Ongoing efforts to combat salinity levels in the Murray-Darling Basin are paying off for people who rely on improved water quality in the Basin’s rivers and waterways, according to a new report.
Minister for Resources and Water Keith Pitt MP said the Basin salinity target was met for the eleventh consecutive year in 2019-20.
“The Basin Salinity Management 2030 strategy is delivering on its promise to benefit the communities and industries throughout the Murray-Darling Basin,” Minister Pitt said.
“This is Australia’s longest running plan for natural resource management, and it is succeeding thanks to close collaboration by all Basin governments.
“Keeping salinity levels down ensures our rivers are able to be sustainably used for irrigation, guaranteeing the jobs to thousands of Australians throughout our river communities.

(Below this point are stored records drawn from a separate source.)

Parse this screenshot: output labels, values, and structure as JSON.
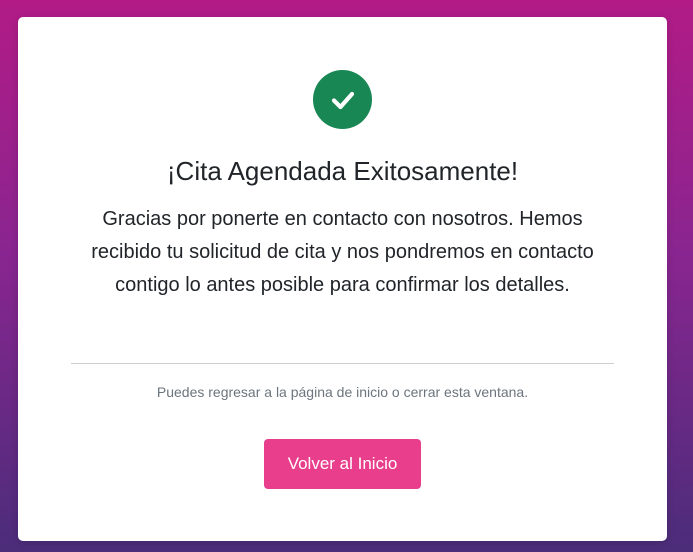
{
  "confirmation": {
    "icon": "check-circle-icon",
    "icon_color": "#198754",
    "title": "¡Cita Agendada Exitosamente!",
    "message": "Gracias por ponerte en contacto con nosotros. Hemos recibido tu solicitud de cita y nos pondremos en contacto contigo lo antes posible para confirmar los detalles.",
    "note": "Puedes regresar a la página de inicio o cerrar esta ventana.",
    "button_label": "Volver al Inicio",
    "button_color": "#e83e8c"
  }
}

“The results show just how effective the salinity mitigation works and measures have been since 1975 when they first began to reduce the high rates of salinity affecting drinking water, crops and the environment.
“This is a true demonstration of the successful long-term partnership and commitment of the federal, and state and territory governments, along with the effective coordination of Basin-wide salinity management provided by the Murray-Darling Basin Authority.
“The Murray–Darling Basin produces more than $22 billion worth of food and fibre a year and is home to more than two million people. That means water quality is paramount.
“In the last year, more than 471,000 tonnes of salt were diverted from the river and adjacent landscapes with the use of 14 salt interception schemes. That’s almost half a million tonnes of salt prevented from affecting the quality of our water supply.
“Managing salinity risk remains an ongoing challenge and highlights the importance of ongoing cooperation between the Australian Government and the governments of New South Wales, Queensland, South Australia, Victoria and the Australian Capital Territory.”
Read the full report here.